Every entry, exactly as given, must be retyped.

━━━━━ Source data

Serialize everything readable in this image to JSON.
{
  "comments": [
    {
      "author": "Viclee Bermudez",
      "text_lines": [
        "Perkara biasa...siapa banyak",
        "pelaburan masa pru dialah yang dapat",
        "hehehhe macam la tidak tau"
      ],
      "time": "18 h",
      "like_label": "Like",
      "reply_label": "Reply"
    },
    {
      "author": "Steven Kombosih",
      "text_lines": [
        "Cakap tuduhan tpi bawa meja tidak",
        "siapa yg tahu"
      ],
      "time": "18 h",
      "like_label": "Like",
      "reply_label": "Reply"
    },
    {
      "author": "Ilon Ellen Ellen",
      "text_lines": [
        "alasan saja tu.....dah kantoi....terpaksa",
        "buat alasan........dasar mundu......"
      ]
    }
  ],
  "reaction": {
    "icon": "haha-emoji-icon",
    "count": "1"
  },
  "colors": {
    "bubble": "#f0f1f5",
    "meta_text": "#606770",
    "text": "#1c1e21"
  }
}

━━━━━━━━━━

Expected answer =
Serialize everything readable in this image to JSON.
{
  "comments": [
    {
      "author": "Viclee Bermudez",
      "text_lines": [
        "Perkara biasa...siapa banyak",
        "pelaburan masa pru dialah yang dapat",
        "hehehhe macam la tidak tau"
      ],
      "time": "18 h",
      "like_label": "Like",
      "reply_label": "Reply"
    },
    {
      "author": "Steven Kombosih",
      "text_lines": [
        "Cakap tuduhan tpi bawa meja tidak",
        "siapa yg tahu"
      ],
      "time": "18 h",
      "like_label": "Like",
      "reply_label": "Reply"
    },
    {
      "author": "Ilon Ellen Ellen",
      "text_lines": [
        "alasan saja tu.....dah kantoi....terpaksa",
        "buat alasan........dasar mundu......"
      ]
    }
  ],
  "reaction": {
    "icon": "haha-emoji-icon",
    "count": "1"
  },
  "colors": {
    "bubble": "#f0f1f5",
    "meta_text": "#606770",
    "text": "#1c1e21"
  }
}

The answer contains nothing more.